### The problem
An exact copy of every entry is required, minus the pictures.

### Dataset
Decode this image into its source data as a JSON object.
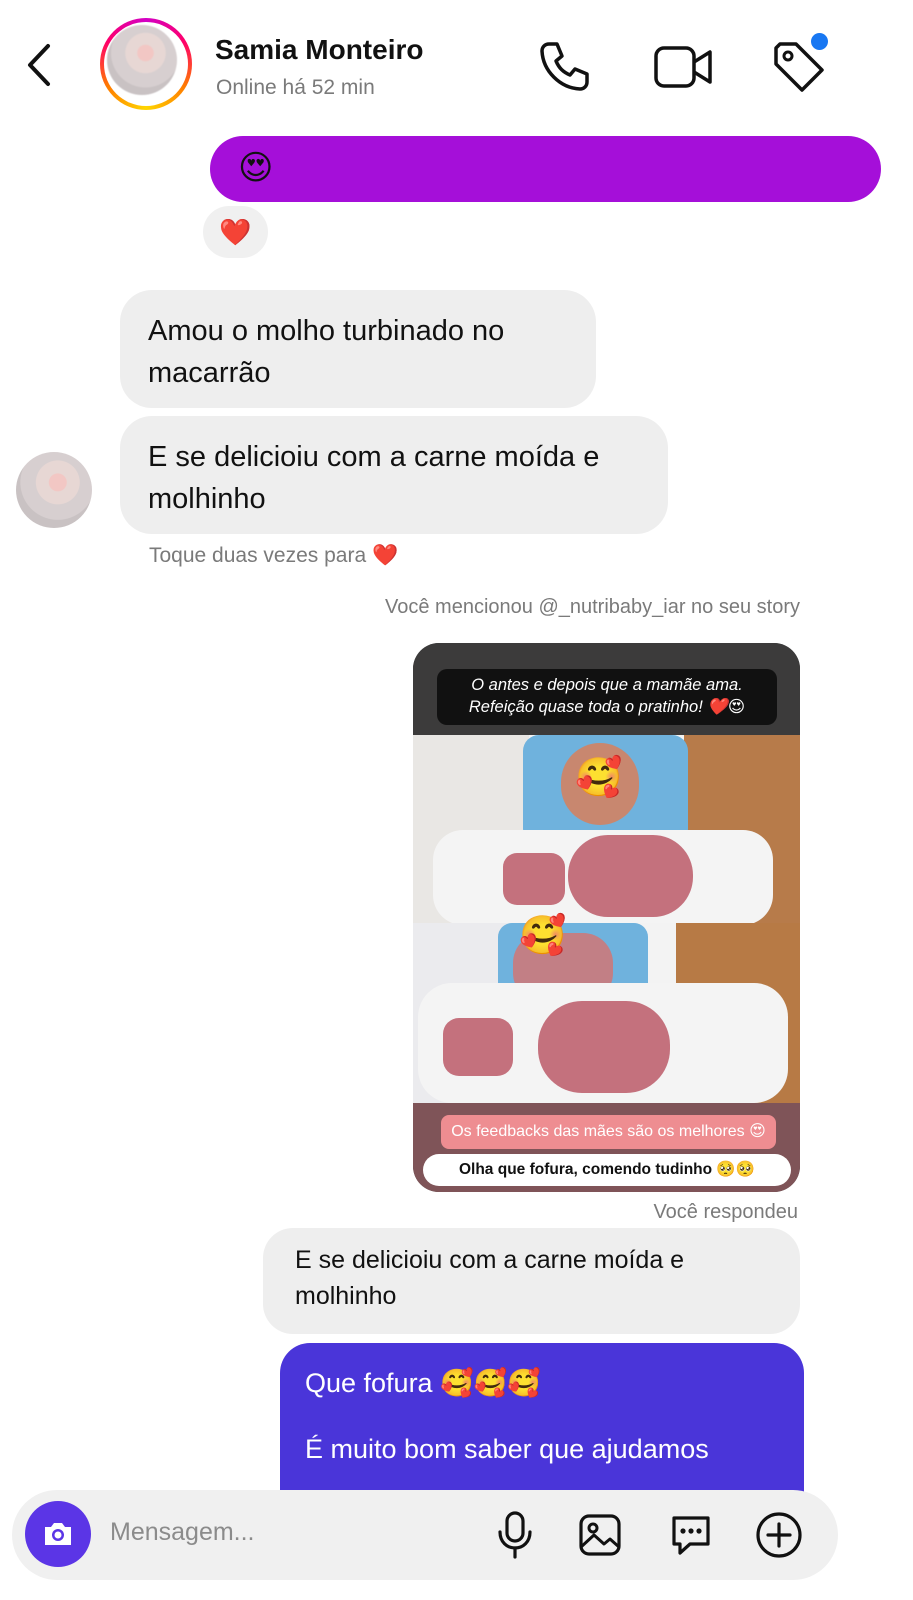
{
  "header": {
    "contact_name": "Samia Monteiro",
    "status": "Online há 52 min",
    "icons": [
      "back-arrow-icon",
      "phone-icon",
      "video-camera-icon",
      "tag-icon"
    ],
    "accent_dot_color": "#1877f2"
  },
  "messages": {
    "sent_emoji": "😍",
    "reaction": "❤️",
    "received_1": "Amou o molho turbinado no macarrão",
    "received_2": "E se delicioiu com a carne moída e molhinho",
    "double_tap_hint": "Toque duas vezes para ❤️",
    "mention_meta": "Você mencionou @_nutribaby_iar no seu story",
    "story": {
      "caption": "O antes e depois que a mamãe ama.\nRefeição quase toda o pratinho! ❤️😍",
      "pill_pink": "Os feedbacks das mães são os melhores 😍",
      "pill_white": "Olha que fofura, comendo tudinho 🥺🥺",
      "face_emoji": "🥰"
    },
    "replied_meta": "Você respondeu",
    "reply_quote": "E se delicioiu com a carne moída e molhinho",
    "sent_line_1": "Que fofura 🥰🥰🥰",
    "sent_line_2": "É muito bom saber que ajudamos"
  },
  "composer": {
    "placeholder": "Mensagem...",
    "icons": [
      "camera-icon",
      "microphone-icon",
      "gallery-icon",
      "sticker-icon",
      "plus-icon"
    ]
  },
  "colors": {
    "sent_purple": "#a50fd9",
    "sent_blue": "#4a35d9",
    "received_gray": "#eeeeee",
    "camera_button": "#5b35e6"
  }
}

### Task solution
Decode this image into its source data as a JSON object.
{
  "header": {
    "contact_name": "Samia Monteiro",
    "status": "Online há 52 min",
    "icons": [
      "back-arrow-icon",
      "phone-icon",
      "video-camera-icon",
      "tag-icon"
    ],
    "accent_dot_color": "#1877f2"
  },
  "messages": {
    "sent_emoji": "😍",
    "reaction": "❤️",
    "received_1": "Amou o molho turbinado no macarrão",
    "received_2": "E se delicioiu com a carne moída e molhinho",
    "double_tap_hint": "Toque duas vezes para ❤️",
    "mention_meta": "Você mencionou @_nutribaby_iar no seu story",
    "story": {
      "caption": "O antes e depois que a mamãe ama.\nRefeição quase toda o pratinho! ❤️😍",
      "pill_pink": "Os feedbacks das mães são os melhores 😍",
      "pill_white": "Olha que fofura, comendo tudinho 🥺🥺",
      "face_emoji": "🥰"
    },
    "replied_meta": "Você respondeu",
    "reply_quote": "E se delicioiu com a carne moída e molhinho",
    "sent_line_1": "Que fofura 🥰🥰🥰",
    "sent_line_2": "É muito bom saber que ajudamos"
  },
  "composer": {
    "placeholder": "Mensagem...",
    "icons": [
      "camera-icon",
      "microphone-icon",
      "gallery-icon",
      "sticker-icon",
      "plus-icon"
    ]
  },
  "colors": {
    "sent_purple": "#a50fd9",
    "sent_blue": "#4a35d9",
    "received_gray": "#eeeeee",
    "camera_button": "#5b35e6"
  }
}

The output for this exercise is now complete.